◆ **Requirement**:
The answer must consist of every line from the entries that holds the word "JSON".

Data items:
====================
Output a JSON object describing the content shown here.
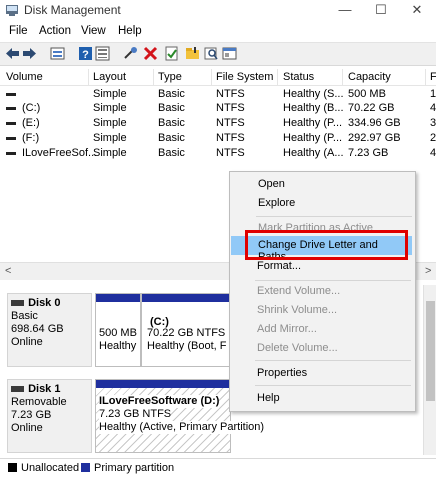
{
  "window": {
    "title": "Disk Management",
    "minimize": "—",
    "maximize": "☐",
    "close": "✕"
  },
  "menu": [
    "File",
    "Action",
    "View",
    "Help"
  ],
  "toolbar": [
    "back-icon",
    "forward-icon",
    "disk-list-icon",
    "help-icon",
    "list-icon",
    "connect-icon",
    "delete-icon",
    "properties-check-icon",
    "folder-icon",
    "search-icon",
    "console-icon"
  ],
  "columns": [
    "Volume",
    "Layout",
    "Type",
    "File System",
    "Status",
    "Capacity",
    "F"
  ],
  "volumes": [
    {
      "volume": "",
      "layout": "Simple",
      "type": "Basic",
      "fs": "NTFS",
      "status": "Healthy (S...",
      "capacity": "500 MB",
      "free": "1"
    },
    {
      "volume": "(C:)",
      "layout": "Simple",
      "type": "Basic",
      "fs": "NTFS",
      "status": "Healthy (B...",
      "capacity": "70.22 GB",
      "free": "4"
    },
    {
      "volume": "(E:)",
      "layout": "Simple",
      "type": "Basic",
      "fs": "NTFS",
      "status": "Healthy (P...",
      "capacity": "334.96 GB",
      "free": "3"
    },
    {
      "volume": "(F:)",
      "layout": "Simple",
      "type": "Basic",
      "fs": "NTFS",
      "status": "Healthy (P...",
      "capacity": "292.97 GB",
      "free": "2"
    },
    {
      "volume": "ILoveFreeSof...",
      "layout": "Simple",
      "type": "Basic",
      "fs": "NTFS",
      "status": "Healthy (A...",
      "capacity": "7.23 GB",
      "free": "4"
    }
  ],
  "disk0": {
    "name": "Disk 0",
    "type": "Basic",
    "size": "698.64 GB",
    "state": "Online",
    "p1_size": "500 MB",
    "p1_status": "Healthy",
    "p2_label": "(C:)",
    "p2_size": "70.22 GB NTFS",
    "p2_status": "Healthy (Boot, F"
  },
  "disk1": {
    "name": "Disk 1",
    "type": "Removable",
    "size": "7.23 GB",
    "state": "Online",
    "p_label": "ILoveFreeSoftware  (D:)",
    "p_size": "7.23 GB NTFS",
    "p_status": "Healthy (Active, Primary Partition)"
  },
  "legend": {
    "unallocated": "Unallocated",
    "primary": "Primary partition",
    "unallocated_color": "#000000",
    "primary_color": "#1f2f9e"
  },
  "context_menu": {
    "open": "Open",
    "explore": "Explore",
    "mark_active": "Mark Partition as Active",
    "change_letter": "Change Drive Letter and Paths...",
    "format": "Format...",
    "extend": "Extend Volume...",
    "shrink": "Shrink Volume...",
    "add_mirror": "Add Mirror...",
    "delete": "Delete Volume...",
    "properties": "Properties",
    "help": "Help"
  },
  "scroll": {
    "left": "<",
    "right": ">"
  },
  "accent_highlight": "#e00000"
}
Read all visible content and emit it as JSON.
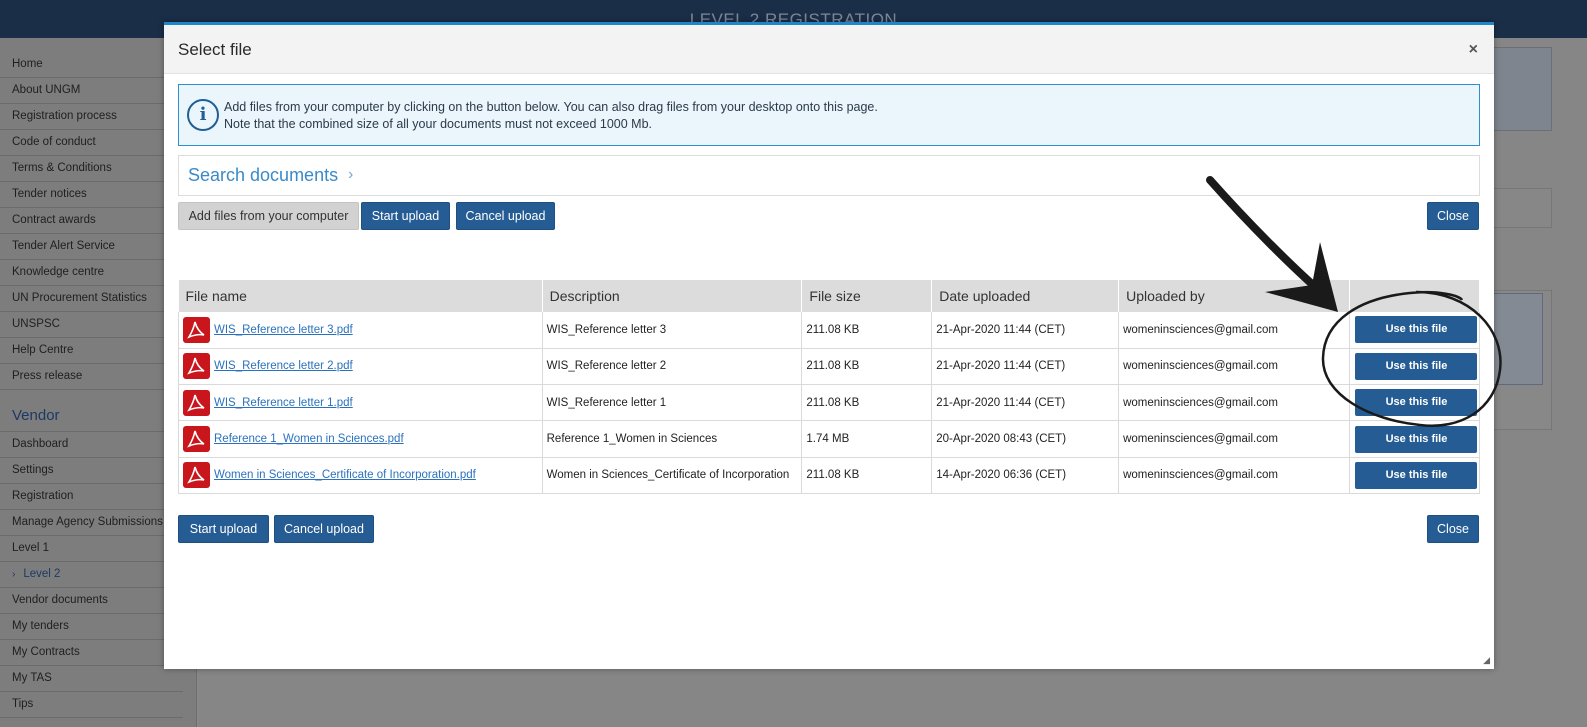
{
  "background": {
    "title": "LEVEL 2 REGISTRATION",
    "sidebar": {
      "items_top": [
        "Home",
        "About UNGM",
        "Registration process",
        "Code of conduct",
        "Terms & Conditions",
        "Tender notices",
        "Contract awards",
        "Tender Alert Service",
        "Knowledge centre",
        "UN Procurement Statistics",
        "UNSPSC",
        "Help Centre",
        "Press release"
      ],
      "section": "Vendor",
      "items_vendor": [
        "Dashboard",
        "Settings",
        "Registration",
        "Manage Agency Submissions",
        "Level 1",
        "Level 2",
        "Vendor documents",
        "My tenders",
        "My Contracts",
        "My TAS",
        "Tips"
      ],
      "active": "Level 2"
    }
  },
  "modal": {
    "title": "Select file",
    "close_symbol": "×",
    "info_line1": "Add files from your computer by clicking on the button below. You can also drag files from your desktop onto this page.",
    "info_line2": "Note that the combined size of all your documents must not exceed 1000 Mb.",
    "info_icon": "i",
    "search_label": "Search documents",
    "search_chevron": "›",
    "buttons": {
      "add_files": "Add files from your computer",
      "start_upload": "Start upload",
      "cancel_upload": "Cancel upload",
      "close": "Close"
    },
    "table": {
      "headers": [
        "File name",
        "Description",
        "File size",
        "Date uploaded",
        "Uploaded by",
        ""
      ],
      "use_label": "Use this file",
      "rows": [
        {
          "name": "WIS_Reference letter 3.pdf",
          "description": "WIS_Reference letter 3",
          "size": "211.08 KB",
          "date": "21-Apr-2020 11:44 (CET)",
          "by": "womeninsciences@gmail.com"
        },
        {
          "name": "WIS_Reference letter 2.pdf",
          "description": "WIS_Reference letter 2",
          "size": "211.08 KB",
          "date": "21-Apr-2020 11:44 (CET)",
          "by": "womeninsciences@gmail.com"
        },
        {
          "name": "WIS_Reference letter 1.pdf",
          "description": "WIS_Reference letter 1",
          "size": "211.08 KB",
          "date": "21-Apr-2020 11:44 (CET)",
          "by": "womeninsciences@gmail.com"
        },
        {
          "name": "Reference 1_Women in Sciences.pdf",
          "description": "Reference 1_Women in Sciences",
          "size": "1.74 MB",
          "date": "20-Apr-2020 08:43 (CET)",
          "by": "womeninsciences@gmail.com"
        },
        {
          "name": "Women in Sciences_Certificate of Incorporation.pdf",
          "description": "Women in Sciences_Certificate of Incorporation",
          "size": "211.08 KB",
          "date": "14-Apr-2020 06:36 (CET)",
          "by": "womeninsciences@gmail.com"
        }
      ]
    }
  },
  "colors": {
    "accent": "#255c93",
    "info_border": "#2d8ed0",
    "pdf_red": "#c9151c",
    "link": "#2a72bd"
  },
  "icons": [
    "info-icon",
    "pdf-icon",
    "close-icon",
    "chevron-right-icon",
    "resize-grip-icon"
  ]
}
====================
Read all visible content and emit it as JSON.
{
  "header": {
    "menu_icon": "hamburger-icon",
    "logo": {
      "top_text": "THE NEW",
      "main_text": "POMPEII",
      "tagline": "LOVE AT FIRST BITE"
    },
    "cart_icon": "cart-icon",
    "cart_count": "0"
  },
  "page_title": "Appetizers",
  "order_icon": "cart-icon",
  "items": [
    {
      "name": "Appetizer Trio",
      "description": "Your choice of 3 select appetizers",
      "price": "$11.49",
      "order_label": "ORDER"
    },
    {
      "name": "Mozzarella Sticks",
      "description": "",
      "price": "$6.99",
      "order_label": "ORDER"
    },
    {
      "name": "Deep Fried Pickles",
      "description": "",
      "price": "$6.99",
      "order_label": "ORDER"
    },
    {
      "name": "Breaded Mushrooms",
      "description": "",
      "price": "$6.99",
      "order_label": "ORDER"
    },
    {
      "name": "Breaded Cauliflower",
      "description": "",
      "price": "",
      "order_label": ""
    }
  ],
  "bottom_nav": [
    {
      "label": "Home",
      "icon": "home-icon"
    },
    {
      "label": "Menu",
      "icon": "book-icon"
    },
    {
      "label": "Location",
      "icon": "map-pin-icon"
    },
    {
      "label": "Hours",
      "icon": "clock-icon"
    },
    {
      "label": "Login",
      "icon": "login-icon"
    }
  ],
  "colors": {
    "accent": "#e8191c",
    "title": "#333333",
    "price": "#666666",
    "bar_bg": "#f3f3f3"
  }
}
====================
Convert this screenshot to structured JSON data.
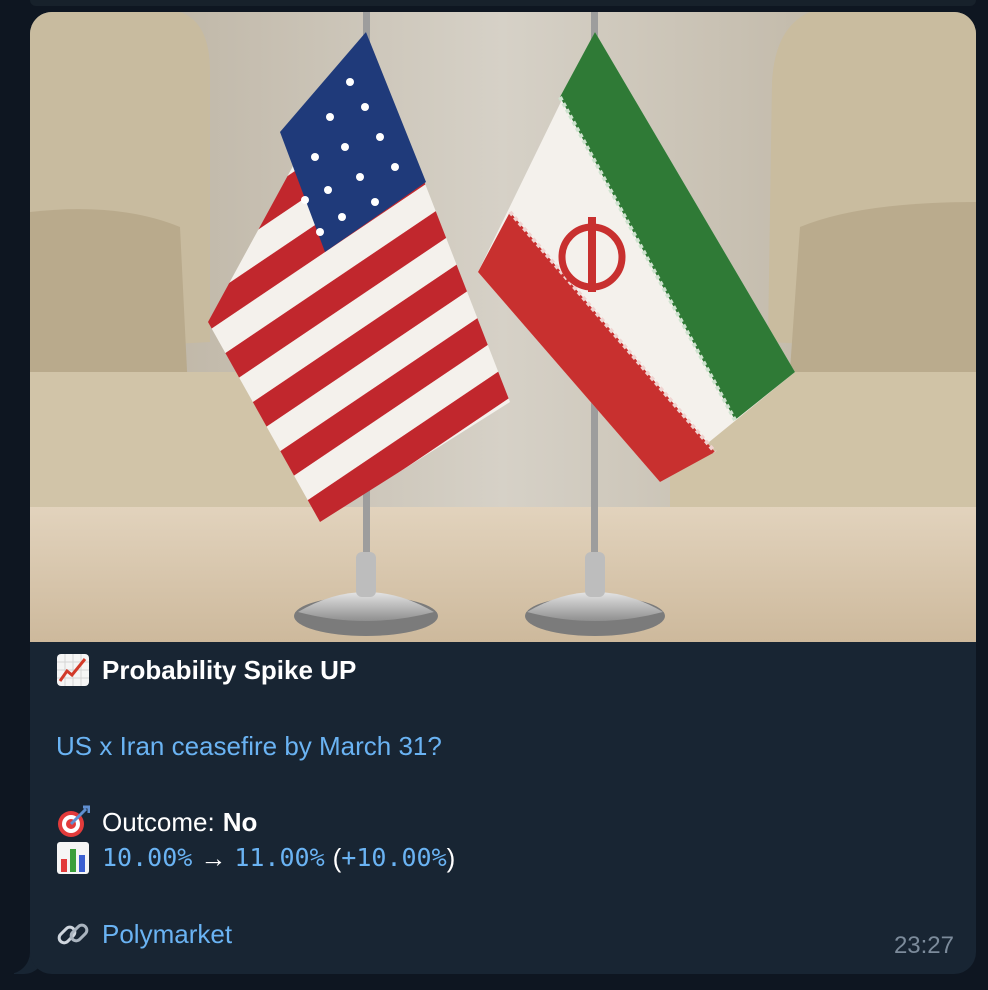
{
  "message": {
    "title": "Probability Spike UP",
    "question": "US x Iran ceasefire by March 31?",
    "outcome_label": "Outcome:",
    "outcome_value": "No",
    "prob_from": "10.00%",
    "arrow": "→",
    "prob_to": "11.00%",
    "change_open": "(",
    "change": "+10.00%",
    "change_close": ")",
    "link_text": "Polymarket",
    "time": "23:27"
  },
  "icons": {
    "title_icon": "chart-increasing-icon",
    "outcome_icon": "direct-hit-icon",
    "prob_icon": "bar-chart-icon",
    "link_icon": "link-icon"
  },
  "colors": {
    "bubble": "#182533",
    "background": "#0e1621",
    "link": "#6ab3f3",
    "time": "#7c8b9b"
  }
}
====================
◆ **The completed task**:
Output a JSON object describing the content shown here.
Read all visible content and emit it as JSON.
Read all visible content and emit it as JSON.
Convert this screenshot to structured JSON data.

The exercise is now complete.